### Source data:
◇ ◇ ◇ ◇ ◇ ◇ ◇

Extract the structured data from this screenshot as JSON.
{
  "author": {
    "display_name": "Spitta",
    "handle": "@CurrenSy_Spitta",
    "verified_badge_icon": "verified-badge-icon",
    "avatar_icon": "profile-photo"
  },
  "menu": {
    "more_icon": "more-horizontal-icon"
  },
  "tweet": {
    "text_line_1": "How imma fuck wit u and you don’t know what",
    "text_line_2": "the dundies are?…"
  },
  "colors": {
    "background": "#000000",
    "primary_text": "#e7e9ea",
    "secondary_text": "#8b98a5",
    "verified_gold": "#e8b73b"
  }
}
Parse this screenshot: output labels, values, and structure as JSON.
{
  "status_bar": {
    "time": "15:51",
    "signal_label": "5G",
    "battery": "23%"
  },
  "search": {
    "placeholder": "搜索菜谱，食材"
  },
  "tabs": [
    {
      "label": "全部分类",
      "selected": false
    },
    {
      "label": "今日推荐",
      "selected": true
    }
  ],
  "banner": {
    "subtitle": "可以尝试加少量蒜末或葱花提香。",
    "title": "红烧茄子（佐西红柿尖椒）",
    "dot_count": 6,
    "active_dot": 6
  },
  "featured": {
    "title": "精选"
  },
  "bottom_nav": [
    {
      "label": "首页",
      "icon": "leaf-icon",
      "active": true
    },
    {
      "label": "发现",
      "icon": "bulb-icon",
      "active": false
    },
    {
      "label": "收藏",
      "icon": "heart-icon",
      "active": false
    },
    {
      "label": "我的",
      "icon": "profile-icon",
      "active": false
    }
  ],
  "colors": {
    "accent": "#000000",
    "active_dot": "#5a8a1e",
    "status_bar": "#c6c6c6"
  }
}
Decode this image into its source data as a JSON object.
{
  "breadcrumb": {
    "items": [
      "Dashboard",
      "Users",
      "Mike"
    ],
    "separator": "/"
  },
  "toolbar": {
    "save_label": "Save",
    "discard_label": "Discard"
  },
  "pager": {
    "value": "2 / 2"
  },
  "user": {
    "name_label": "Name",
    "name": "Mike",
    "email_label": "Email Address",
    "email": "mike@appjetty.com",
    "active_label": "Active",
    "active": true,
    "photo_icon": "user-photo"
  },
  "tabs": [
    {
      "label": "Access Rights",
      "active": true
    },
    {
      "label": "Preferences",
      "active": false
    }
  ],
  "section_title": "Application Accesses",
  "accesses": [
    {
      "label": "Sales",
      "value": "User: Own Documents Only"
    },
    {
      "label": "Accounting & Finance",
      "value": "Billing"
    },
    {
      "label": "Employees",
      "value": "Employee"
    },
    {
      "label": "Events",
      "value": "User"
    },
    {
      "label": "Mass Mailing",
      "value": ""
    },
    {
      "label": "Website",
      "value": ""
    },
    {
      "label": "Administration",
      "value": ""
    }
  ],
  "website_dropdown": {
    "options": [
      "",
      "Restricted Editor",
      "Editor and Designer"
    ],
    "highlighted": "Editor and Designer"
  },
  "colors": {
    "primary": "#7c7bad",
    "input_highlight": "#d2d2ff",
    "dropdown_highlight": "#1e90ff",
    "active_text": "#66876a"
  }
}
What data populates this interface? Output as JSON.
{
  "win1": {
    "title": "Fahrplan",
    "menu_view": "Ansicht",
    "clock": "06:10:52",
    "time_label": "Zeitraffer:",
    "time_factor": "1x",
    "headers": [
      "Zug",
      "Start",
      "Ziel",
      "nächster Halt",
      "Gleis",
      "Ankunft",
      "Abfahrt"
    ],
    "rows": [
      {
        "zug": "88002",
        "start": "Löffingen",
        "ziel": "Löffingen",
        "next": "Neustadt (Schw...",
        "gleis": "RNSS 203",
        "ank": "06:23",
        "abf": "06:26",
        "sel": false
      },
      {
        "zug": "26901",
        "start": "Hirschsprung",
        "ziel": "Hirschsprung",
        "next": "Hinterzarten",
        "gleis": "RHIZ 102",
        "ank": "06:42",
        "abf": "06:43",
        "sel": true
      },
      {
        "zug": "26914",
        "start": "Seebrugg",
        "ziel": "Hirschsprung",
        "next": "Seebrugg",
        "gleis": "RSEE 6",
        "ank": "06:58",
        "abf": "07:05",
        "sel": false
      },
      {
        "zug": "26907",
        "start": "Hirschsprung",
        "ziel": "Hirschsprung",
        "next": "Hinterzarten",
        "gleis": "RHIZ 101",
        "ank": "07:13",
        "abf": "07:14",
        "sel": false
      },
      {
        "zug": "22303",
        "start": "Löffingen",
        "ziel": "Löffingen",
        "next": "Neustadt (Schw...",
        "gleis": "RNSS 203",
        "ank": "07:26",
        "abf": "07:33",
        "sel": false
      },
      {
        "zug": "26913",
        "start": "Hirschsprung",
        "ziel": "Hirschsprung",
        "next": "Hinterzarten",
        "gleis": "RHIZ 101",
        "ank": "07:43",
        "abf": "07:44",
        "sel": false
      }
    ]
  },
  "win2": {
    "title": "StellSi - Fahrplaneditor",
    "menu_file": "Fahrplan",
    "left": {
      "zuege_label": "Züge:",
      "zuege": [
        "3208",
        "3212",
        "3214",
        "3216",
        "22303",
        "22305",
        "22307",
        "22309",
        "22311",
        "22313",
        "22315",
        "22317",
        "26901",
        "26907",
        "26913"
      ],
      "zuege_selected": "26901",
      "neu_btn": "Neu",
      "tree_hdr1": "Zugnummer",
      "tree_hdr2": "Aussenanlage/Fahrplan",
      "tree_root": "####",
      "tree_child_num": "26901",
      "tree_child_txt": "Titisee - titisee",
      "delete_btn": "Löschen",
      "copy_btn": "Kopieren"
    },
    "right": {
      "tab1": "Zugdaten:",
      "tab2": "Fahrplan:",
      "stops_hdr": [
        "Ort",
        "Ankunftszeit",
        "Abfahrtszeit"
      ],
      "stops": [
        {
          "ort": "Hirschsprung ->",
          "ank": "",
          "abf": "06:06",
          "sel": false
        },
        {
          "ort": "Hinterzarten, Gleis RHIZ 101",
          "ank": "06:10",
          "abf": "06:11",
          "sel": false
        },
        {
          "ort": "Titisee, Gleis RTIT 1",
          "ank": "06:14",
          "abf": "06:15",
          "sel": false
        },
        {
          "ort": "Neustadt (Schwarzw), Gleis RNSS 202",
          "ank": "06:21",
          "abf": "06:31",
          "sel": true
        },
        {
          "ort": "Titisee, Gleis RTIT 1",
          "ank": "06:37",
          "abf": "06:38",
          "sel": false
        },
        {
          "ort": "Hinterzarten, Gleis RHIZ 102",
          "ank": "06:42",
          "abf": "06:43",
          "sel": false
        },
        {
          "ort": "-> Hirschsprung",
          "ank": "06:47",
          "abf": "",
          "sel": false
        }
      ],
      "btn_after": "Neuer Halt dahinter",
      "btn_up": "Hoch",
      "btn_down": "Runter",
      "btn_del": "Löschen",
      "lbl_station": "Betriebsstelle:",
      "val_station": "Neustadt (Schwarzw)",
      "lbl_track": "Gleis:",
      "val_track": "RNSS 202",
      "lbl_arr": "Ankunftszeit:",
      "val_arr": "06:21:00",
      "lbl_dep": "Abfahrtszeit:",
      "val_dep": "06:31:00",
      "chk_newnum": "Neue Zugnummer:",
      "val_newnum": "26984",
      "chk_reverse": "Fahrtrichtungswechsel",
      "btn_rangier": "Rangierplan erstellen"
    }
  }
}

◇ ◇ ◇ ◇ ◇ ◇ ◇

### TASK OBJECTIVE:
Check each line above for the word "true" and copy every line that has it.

### RESPONSE FOR THIS EXERCISE:
      "selected": true
      "active": true
    "active": true,
      "active": true
        "sel": true
          "sel": true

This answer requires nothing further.